MIDNIGHT OF ART. Ways of Collecting: Karel Babíček’s Collection
01. July 2022
The exhibition cycle Ways of Collecting presents various approaches to collecting by unveiling local and international private collections seldom available to the public, beginning with Midnight of Art, an exhibition dedicated to the collection of Karel Babíček (1956).
In 1991, the collector, curator, and entrepreneur opened Behémót Gallery, one of the first private art galleries in Prague. The gallery was founded along the New York model, with a focus on its exhibition programme, keeping abreast of current events, and communicating across generations. Babíček was the first to seek out conceptual works for his collection and to support the creation of such works. His gallery also showed multimedia and performance art.
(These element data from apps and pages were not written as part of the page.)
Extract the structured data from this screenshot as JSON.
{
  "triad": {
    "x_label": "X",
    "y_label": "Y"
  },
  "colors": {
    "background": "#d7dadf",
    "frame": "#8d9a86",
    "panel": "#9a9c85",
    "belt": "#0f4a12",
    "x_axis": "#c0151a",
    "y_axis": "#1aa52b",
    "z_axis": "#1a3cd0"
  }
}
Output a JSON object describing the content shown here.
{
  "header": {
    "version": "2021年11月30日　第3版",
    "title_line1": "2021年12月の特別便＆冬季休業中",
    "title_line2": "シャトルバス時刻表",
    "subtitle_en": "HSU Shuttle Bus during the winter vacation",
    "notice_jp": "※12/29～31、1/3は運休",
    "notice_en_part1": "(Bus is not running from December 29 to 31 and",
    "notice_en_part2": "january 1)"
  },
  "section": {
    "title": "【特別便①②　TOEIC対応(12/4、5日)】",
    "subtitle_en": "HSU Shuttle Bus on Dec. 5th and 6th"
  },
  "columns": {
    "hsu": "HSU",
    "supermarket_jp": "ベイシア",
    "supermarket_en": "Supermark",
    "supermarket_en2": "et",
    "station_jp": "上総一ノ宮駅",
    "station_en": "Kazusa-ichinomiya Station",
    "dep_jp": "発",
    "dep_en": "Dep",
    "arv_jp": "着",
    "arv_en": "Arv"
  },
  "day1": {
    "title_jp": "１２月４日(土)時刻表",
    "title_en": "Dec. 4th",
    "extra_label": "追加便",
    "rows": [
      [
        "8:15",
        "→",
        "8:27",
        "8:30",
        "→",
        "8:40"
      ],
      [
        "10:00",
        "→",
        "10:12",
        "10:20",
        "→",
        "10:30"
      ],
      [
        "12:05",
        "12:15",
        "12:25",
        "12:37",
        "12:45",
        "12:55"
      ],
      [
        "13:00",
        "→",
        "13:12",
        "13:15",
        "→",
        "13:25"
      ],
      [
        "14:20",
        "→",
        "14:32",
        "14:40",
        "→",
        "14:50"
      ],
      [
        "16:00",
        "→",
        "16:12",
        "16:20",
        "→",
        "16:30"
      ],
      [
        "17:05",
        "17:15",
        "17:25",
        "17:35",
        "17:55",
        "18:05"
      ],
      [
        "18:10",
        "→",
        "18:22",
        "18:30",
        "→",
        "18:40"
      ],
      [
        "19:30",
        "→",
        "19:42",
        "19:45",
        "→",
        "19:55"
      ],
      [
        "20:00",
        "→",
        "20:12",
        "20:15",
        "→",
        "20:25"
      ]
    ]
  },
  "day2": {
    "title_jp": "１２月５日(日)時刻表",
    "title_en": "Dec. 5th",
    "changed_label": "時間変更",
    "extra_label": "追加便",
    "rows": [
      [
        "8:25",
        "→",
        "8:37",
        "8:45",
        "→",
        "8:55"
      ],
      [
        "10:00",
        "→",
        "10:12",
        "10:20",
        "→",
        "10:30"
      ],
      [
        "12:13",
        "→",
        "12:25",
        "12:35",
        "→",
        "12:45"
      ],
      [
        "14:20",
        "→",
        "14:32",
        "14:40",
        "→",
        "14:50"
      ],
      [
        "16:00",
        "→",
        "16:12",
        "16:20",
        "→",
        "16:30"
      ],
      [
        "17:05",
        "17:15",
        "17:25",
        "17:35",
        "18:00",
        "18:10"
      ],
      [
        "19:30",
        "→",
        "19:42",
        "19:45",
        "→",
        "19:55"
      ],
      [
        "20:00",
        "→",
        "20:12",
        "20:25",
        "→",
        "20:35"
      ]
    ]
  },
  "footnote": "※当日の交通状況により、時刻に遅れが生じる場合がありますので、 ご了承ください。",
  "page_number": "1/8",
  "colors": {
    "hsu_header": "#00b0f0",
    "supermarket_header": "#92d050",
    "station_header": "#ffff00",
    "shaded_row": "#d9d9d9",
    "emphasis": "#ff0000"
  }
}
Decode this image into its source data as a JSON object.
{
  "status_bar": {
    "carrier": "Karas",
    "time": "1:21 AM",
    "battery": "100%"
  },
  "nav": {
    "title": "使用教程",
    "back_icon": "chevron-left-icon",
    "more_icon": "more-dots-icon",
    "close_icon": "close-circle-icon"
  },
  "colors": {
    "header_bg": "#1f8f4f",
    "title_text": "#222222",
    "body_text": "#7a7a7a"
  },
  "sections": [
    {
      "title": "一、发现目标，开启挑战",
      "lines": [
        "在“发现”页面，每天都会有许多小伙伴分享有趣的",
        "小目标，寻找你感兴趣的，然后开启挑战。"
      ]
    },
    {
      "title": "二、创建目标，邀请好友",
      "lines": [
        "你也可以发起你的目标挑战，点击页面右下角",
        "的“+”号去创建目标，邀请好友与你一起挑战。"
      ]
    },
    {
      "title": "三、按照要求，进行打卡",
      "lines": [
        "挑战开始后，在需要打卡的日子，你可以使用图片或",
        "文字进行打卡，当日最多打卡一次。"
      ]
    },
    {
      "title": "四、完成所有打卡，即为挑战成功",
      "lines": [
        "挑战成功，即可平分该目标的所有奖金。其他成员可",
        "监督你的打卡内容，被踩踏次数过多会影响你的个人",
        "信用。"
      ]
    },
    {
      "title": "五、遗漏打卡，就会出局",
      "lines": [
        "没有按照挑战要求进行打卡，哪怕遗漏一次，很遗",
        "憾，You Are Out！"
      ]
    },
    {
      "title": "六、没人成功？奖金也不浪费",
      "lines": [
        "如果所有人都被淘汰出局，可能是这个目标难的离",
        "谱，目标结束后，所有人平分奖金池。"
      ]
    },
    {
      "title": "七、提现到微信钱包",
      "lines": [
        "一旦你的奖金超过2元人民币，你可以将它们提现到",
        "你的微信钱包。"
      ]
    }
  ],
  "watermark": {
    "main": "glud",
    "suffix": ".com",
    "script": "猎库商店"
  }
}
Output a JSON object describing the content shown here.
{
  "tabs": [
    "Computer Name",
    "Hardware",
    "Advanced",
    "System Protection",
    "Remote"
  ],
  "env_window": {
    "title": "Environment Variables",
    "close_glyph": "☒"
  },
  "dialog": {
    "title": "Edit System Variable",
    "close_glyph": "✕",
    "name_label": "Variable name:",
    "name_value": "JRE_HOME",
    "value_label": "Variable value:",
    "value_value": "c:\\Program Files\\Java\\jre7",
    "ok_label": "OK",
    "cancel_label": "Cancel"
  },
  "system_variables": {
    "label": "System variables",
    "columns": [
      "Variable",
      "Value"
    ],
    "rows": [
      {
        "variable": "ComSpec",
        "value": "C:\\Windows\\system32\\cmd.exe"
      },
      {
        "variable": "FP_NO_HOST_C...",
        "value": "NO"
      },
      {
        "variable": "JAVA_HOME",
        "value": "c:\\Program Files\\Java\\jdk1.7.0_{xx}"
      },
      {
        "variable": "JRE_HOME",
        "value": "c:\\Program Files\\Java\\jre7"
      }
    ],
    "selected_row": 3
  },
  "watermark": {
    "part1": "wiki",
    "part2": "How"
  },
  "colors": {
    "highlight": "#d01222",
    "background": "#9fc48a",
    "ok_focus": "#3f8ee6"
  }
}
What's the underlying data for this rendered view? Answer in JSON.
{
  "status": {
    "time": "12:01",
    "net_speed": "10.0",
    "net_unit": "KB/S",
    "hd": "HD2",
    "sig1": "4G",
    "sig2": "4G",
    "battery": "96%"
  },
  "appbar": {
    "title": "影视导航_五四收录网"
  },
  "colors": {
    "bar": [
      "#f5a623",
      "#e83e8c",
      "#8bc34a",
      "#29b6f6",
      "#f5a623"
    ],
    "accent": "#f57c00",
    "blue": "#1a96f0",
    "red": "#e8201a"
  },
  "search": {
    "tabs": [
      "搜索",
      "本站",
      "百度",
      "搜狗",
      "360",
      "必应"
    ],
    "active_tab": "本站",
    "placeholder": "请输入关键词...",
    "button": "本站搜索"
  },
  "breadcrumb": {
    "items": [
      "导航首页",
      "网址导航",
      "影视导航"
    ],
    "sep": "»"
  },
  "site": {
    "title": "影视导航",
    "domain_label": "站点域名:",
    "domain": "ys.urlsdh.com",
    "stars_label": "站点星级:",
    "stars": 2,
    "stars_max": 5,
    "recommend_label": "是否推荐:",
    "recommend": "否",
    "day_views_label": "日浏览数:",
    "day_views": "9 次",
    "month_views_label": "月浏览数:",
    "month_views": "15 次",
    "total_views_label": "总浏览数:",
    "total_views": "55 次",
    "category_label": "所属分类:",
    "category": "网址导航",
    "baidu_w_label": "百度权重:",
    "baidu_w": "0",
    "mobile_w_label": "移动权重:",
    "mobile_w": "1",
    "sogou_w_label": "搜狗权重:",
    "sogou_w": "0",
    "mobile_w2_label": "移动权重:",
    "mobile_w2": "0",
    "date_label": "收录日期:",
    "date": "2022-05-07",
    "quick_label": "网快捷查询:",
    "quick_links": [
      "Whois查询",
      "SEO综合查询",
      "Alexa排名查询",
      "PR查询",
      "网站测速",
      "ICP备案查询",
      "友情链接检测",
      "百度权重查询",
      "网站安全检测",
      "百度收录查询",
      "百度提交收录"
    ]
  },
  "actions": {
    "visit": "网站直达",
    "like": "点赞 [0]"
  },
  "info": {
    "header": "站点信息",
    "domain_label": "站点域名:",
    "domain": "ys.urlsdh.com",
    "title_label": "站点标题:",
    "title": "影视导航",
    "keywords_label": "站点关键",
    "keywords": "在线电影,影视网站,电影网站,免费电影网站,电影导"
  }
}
The collection includes works by Krištof Kintera, Vladimír Kokolia, Petr Kvíčala, Vladimír Merta, Jiří Příhoda, Václav Stratil, Adriena Šimotová, Kateřina Vincourová, Margita Titlová-Ylovsky, Josef Žáček, and others. Even today, Babíček continues to follow the Czech art scene and to add to his collection.
In the second half of the 1990s, Karel Babíček also was the manager and curator of Prague’s Nová síň (New Hall) exhibition hall, where he fulfilled his great ambition to put on large international projects featuring renowned artists. During his time there, he thus presented exhibitions by Tony Cragg, Nancy Davidson, Jürgen Drescher, Gordon Matta-Clark, Jaques Monory, Julian Opie and Philippe Ramette.
Babíček’s activities significantly influenced events on the 1990s art scene. His engagement was ambitious, had a lasting impact, and above all was not just local. The Babíček collection includes more than 120 works, including several important pieces that deserve to be shown as part of the permanent exhibitions at state-run galleries. He views his collection as a unified whole that should in some way be preserved as an important record of the 1990s, as documentation of the immense upsurge of creative forces in the modern Czech democracy and as proof of the creativity that sprang from the country’s newfound freedom.